Hardy ended up offering a lift to three fellow supporters - Louis Martin, 23, Ricky Martin, 27, and Charles Rees, 16 - who had turned to a Bournemouth fans' forum on Facebook for help after being unable to find a place on one of the coaches.

There was praise for the orderly nature of the stadium evacuation, but fans reported confusion caused by the fact that whereas the cancellation of the game was being widely reported by conventional and social media, fear of creating a crush by the exits meant that the supporters inside the stadium were among the last to be told what was happening.

Laura Kelly and her 12-year-old son, Dean, had travelled over from Ireland to attend their first match and they were disturbed by the swirl of rumours caused by the discovery of the device.

"People started panicking and saying 'Why weren't we being evacuated?' she told AFP.

"Because it was coming over on people's phones that there was a bomb or something.
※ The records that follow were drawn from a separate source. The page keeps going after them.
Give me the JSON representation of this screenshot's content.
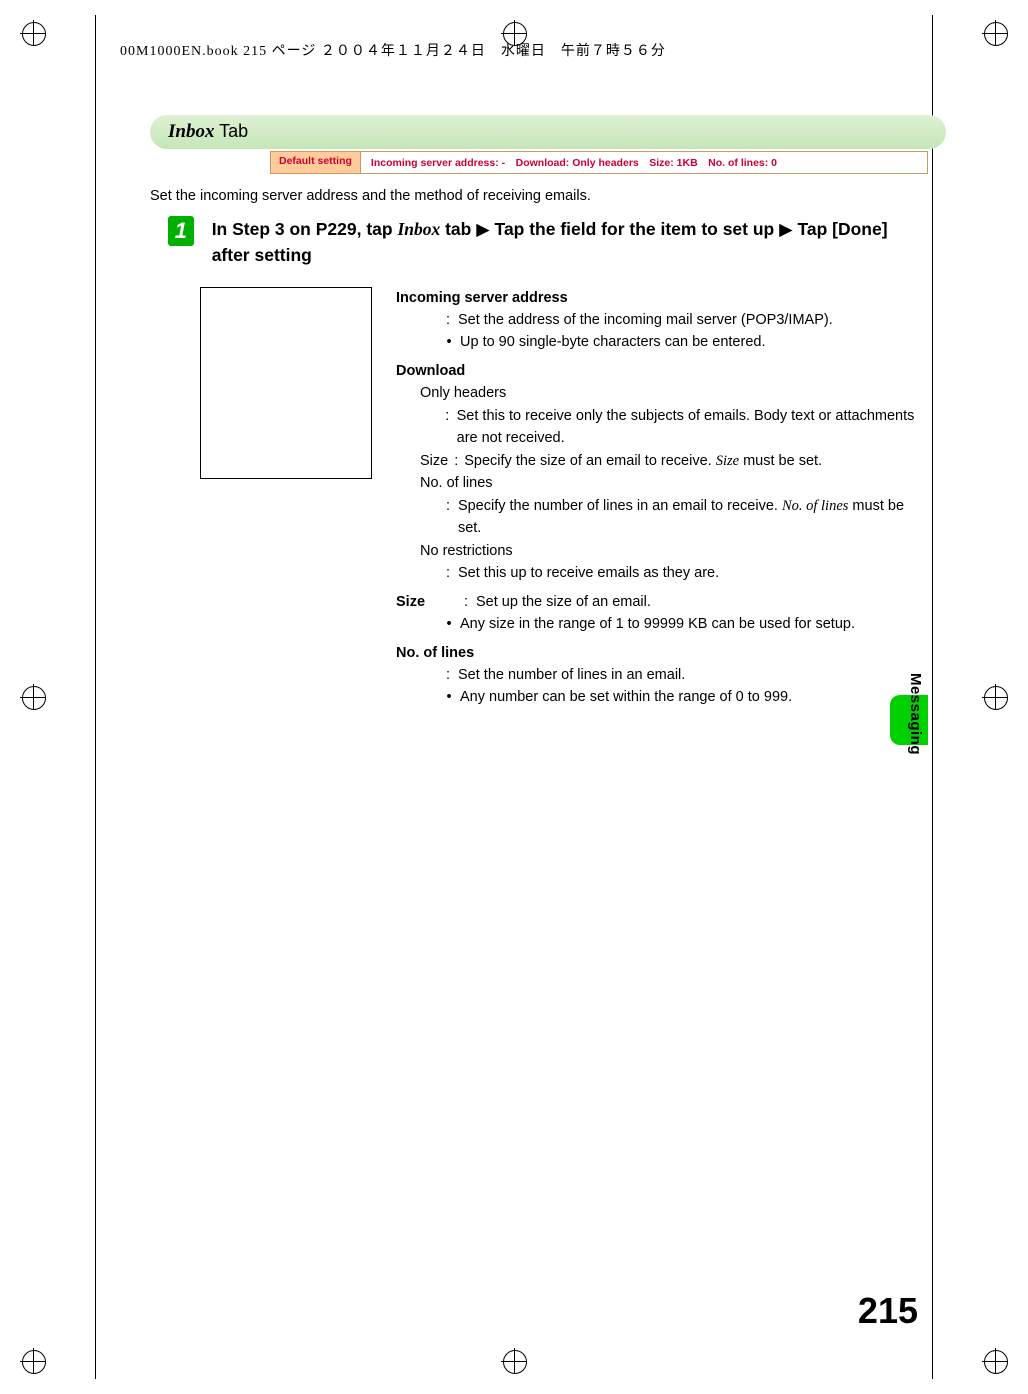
{
  "book_info": "00M1000EN.book  215 ページ  ２００４年１１月２４日　水曜日　午前７時５６分",
  "tab": {
    "title_italic": "Inbox",
    "title_rest": " Tab"
  },
  "defaults": {
    "label": "Default setting",
    "values": "Incoming server address: -　Download: Only headers　Size: 1KB　No. of lines: 0"
  },
  "intro": "Set the incoming server address and the method of receiving emails.",
  "step": {
    "number": "1",
    "pre": "In Step 3 on P229, tap ",
    "inbox": "Inbox",
    "mid": " tab ",
    "arrow1": "▶",
    "line1_rest": " Tap the field for the item to set up ",
    "arrow2": "▶",
    "after": " Tap [Done] after setting"
  },
  "details": {
    "incoming_header": "Incoming server address",
    "incoming_desc": "Set the address of the incoming mail server (POP3/IMAP).",
    "incoming_bullet": "Up to 90 single-byte characters can be entered.",
    "download_header": "Download",
    "only_headers_label": "Only headers",
    "only_headers_desc": "Set this to receive only the subjects of emails. Body text or attachments are not received.",
    "size_in_label": "Size",
    "size_in_desc_pre": "Specify the size of an email to receive. ",
    "size_italic": "Size",
    "size_in_desc_post": " must be set.",
    "nol_in_label": "No. of lines",
    "nol_in_desc_pre": "Specify the number of lines in an email to receive. ",
    "nol_italic": "No. of lines",
    "nol_in_desc_post": " must be set.",
    "nores_label": "No restrictions",
    "nores_desc": "Set this up to receive emails as they are.",
    "size_header": "Size",
    "size_desc": "Set up the size of an email.",
    "size_bullet": "Any size in the range of 1 to 99999 KB can be used for setup.",
    "nol_header": "No. of lines",
    "nol_desc": "Set the number of lines in an email.",
    "nol_bullet": "Any number can be set within the range of 0 to 999."
  },
  "side_label": "Messaging",
  "page_number": "215"
}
And then we left, and we ran because we were terrified. We didn't know what was going on."

There was a visible security presence on the approach to Old Trafford on Tuesday, with stewards in fluorescent yellow vests performing bag searches while large groups of police officers patrolled the ground.

With United's Champions League hopes having been ended by Manchester City's 1-1 draw at Swansea City on Sunday, there were concerns that home fans would choose to stay away.

United officials observed that it was "quieter than usual".


Sunday's events were particularly unfortunate for one supporter.

Airport worker Moses Kamara had travelled to Manchester from Sierra Leone, as the guest of the Manchester United Supporters Trust (Must), to watch his first United game.

He had still been sitting in the garden of the organisation's clubhouse on Sir Matt Busby Way when news of the evacuation broke.

But having been taken in as a guest of Must, he will attend both Tuesday's game and United's FA Cup final meeting with Crystal Palace at Wembley on Saturday thanks to the gift of a ticket from a fan who is unable to attend the game due to a holiday.

"He was supposed to go back on Monday, but all the lads from Must sat around and said, 'Can't we sort something out for him?'"

Must member Barry Dunnett, 60, told AFP as he polished off a carton of fish and chips on a low wall beside the clubhouse.

"It's a good news story out of something really embarrassing."